→ EXERCISE INSTRUCTIONS: Go through the entries below and copy each line containing the word "title".

→ SUPPLIED MATERIAL:

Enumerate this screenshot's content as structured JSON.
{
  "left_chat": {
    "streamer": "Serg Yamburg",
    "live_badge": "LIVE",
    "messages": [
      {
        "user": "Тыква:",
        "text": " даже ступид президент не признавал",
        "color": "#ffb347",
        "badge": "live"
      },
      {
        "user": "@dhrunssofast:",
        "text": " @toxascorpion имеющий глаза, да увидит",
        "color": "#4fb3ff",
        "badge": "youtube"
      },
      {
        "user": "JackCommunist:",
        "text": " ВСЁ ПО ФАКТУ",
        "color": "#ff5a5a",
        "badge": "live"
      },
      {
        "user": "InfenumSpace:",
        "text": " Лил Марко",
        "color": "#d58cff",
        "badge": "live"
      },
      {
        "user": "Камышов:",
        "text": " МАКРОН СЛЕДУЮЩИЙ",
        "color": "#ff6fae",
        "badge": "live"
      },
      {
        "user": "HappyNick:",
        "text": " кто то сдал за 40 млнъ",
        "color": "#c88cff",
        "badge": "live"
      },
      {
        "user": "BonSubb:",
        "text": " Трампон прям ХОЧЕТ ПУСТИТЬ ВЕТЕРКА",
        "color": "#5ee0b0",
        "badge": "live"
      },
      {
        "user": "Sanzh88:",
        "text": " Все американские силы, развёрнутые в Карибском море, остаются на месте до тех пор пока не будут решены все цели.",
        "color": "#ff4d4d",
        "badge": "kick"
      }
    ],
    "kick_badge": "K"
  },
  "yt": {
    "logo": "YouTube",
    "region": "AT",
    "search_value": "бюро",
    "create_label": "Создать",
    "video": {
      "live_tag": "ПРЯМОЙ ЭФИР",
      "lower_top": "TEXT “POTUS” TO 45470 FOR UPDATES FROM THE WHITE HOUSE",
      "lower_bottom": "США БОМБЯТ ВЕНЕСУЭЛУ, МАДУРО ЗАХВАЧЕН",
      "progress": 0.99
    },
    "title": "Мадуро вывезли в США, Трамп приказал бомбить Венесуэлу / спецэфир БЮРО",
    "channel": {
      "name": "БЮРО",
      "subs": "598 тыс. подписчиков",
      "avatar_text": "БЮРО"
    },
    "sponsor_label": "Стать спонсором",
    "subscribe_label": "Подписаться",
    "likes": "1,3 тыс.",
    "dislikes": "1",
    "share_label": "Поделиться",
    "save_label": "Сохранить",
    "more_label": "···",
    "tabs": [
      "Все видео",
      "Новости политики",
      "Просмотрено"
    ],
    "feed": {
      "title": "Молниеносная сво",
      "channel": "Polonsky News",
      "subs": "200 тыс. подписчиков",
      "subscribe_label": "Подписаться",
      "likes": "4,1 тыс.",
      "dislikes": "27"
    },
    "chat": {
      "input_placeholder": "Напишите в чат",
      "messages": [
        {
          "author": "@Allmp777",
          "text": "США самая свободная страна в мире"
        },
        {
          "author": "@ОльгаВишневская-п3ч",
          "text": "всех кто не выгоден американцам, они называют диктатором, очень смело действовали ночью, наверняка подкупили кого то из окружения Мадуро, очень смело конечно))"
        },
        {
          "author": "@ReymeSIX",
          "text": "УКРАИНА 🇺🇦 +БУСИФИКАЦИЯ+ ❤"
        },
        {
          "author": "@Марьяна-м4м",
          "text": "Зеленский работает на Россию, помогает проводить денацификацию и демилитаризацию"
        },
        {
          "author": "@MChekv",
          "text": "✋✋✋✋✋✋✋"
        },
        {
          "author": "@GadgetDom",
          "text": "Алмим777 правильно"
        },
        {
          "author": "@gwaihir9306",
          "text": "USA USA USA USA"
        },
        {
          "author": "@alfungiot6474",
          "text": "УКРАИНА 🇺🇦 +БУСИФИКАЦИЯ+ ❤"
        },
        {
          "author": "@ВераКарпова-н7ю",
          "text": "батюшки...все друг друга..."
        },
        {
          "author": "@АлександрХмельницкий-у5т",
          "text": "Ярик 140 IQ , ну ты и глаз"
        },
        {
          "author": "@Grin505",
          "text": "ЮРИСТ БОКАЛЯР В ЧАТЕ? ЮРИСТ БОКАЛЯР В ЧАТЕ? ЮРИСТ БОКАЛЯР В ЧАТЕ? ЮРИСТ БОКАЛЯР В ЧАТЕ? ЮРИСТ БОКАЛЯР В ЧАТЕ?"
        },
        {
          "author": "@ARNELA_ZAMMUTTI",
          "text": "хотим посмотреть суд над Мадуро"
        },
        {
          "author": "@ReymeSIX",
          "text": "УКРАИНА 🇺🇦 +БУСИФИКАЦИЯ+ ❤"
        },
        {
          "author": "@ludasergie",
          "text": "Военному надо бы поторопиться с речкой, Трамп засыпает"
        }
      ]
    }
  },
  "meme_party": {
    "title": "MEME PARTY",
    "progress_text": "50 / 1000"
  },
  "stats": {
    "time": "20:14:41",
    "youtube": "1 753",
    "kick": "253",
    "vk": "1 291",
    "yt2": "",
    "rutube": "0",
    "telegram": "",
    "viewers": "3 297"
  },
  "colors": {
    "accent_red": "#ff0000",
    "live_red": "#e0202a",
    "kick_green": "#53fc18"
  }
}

→ PROBLEM SOLUTION:
    "title": "Мадуро вывезли в США, Трамп приказал бомбить Венесуэлу / спецэфир БЮРО",
      "title": "Молниеносная сво",
    "title": "MEME PARTY",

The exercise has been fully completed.